Minimize Your Losses and Surplus
Bareroot figs, persimmons, pomegranates, walnuts and pecans can be difficult to maintain.
Consider a "No Guarantee" policy
OR containerize these items as soon as you receive them and sell them when they are rooted in.
Post a No Returns Accepted until June 15th sign.
Sleeve all pecans and walnuts—plant trees in 15-gallon containers and cut the bottom out of a 5-gallon container to cover the remainder of the root.
The entire root should be covered to within 2 inches of the bud union.
* * Figs are notoriously difficult to start - buy them as container items only * *
A representative variety of your bareroot stock—30% to 50%—should go into containers as soon as it comes in. This will ensure that you have ready-to-sell container stock as early as possible and will reduce your springtime workload.

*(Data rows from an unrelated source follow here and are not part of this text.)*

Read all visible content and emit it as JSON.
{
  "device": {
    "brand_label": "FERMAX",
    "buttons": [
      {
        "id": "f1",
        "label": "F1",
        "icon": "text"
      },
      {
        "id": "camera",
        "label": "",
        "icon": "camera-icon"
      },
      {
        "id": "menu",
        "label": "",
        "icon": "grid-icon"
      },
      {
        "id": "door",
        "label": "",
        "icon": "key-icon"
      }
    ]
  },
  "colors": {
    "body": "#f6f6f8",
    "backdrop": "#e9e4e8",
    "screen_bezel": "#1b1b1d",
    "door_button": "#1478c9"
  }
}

If weather threatens sales in the first half of bareroot season, don't forget to can additional material. You don’t want to get caught with a bin full of leafed-out bareroot trees and a shortage of rooted in-container trees.
Look for opportunities to justify a higher price-point. Grow specialty varieties (all walnuts, persimmons, multi-budded trees, etc. - which you pay more for) in larger cans (7 or 15 gallon) to distinguish them from the regular inventory and to increase the value to the customer.

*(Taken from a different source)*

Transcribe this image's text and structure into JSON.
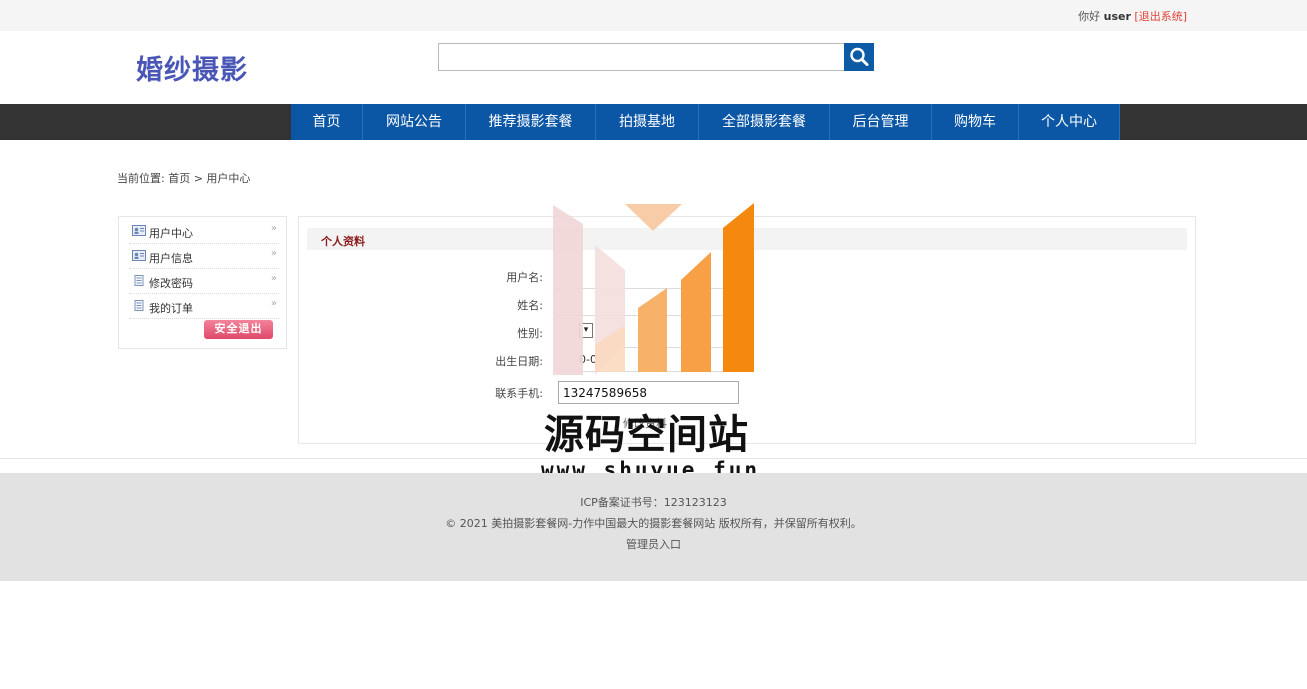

- Put slow-moving varieties on sale during the bareroot season while the market is good.
- Consider three for the price of two promotions, centered around a 3-in-1-hole planting.

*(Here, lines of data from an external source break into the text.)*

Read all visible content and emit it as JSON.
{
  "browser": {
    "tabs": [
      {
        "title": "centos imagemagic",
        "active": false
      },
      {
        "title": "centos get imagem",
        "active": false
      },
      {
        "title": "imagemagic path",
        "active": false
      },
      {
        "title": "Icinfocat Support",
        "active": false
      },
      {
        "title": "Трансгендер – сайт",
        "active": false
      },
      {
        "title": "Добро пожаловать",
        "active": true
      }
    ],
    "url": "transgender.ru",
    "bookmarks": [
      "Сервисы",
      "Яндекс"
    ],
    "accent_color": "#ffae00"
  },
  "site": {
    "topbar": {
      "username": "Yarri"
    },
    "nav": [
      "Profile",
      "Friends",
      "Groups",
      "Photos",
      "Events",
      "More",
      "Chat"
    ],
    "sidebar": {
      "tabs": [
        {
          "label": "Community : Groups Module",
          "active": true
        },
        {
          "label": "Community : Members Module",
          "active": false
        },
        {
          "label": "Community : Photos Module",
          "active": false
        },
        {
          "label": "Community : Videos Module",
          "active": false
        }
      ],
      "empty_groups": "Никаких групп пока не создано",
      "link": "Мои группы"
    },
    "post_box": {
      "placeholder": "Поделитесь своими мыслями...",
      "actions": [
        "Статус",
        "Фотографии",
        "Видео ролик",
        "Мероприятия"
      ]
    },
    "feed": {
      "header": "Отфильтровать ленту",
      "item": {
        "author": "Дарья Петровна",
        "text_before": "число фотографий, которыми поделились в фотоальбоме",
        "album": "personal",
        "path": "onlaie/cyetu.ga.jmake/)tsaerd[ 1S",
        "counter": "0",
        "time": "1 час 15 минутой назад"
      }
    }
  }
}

- If you simply encourage your customers to use new techniques, you'll move more inventory without undercutting your base pricing.